Uptake of residual phosphate and freshly applied diammonium phosphate by Lolium perenne and Trifolium repens

  • Gallet A
  • Flisch R
  • Ryser J
 et al. 
  • 17

    Readers

    Mendeley users who have this article in their library.
  • 14

    Citations

    Citations of this article.

Abstract
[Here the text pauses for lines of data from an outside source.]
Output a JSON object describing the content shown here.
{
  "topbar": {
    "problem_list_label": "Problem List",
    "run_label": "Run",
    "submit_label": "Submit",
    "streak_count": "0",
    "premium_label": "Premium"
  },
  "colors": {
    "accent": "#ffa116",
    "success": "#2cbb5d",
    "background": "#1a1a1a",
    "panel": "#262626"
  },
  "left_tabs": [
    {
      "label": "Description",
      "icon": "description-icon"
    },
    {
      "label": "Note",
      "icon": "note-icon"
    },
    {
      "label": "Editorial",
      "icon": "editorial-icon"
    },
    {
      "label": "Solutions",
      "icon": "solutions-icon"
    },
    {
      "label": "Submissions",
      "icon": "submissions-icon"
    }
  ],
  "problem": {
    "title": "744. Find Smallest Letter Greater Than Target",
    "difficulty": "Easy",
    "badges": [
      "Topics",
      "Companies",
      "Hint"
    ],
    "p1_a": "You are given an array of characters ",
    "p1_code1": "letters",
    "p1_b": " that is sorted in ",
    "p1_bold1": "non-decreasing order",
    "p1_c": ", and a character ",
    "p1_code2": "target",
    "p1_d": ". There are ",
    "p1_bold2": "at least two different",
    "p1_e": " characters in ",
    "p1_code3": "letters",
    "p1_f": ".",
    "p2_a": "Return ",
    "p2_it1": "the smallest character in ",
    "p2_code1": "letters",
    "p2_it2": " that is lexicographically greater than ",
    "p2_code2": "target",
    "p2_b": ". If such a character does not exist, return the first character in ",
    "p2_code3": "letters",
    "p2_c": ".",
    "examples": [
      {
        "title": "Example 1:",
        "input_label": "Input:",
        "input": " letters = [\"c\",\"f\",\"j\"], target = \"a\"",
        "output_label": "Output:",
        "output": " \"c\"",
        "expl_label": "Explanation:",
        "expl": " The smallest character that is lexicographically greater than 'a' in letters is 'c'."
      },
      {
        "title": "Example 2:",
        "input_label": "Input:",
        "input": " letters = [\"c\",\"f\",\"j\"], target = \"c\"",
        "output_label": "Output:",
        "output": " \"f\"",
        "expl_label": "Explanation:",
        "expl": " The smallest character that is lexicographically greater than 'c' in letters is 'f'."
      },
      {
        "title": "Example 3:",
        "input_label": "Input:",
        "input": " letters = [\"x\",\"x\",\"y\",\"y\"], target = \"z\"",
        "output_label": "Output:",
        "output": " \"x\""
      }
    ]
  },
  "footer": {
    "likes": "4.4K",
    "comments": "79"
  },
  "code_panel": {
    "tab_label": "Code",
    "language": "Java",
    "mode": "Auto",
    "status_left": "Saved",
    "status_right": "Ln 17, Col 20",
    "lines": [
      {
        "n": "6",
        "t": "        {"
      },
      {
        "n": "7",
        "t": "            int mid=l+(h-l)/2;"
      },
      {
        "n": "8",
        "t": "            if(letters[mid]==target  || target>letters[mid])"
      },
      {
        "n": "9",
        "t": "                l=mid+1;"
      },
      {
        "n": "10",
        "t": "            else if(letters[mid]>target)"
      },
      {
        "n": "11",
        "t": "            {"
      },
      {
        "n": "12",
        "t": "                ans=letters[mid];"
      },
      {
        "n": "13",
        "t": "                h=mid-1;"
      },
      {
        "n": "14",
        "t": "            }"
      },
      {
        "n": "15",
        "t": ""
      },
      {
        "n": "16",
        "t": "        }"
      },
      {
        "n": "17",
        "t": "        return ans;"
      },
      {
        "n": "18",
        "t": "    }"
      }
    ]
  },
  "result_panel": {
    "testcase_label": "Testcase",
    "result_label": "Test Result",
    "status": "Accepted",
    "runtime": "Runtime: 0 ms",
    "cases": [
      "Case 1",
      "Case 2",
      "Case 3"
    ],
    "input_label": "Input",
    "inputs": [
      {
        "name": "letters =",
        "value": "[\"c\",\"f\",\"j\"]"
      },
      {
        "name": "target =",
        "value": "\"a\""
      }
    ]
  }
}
Residual fertilizer phosphorus (residual P) may significantly contribute to crop P nutrition. To test this hypothesis, a pot experiment was conducted with ryegrass (Lolium perenne) and clover (Trifolium repens) grown separately on three different soils which either had not received P fertilizer for at least nine years (0F) or had received P fertilizer equivalent to crop P off-take (F). Soils in the pot experiment were given either none (0F, F) or a single rate of 15 mg P (kg soil)–1 as diammonium phosphate (0F+DAP, F+DAP). In the treatments 0F+DAP and F+DAP DAP had been labeled with 33PO4 while in the treatments 0F and F the pool of available soil P had been labeled with carrier-free 33PO4. This allowed estimating the quantities of P in plant dry matter that derived from native soil P, residual fertilizer P or fresh fertilizer P. Fourteen to 62 % of the P in the above ground biomass of white clover or perennial ryegrass were derived from residual P whereas 7 to 28 % were derived from freshly applied DAP. The proportion of P derived from residual P was correlated to the total amount of P fertilizer added to the soils, while the proportion of P derived from DAP was correlated to the concentration of P in the soil solution of the 0F and F soils.

Author-supplied keywords

  • Association Lolium
  • Fresh fertilization
  • Lolium perenne
  • Phosphorus
  • Residual fertilization 7 isotopic methods
  • Trifolium
  • Trifolium repens

Get free article suggestions today

Mendeley saves you time finding and organizing research

Sign up here
Already have an account ?Sign in

Find this document

Authors

  • Anne Gallet

  • René Flisch

  • Jean Pierre Ryser

  • Joseph Nösberger

  • Emmanuel Frossard

Cite this document

Choose a citation style from the tabs below

Save time finding and organizing research with Mendeley

Sign up for free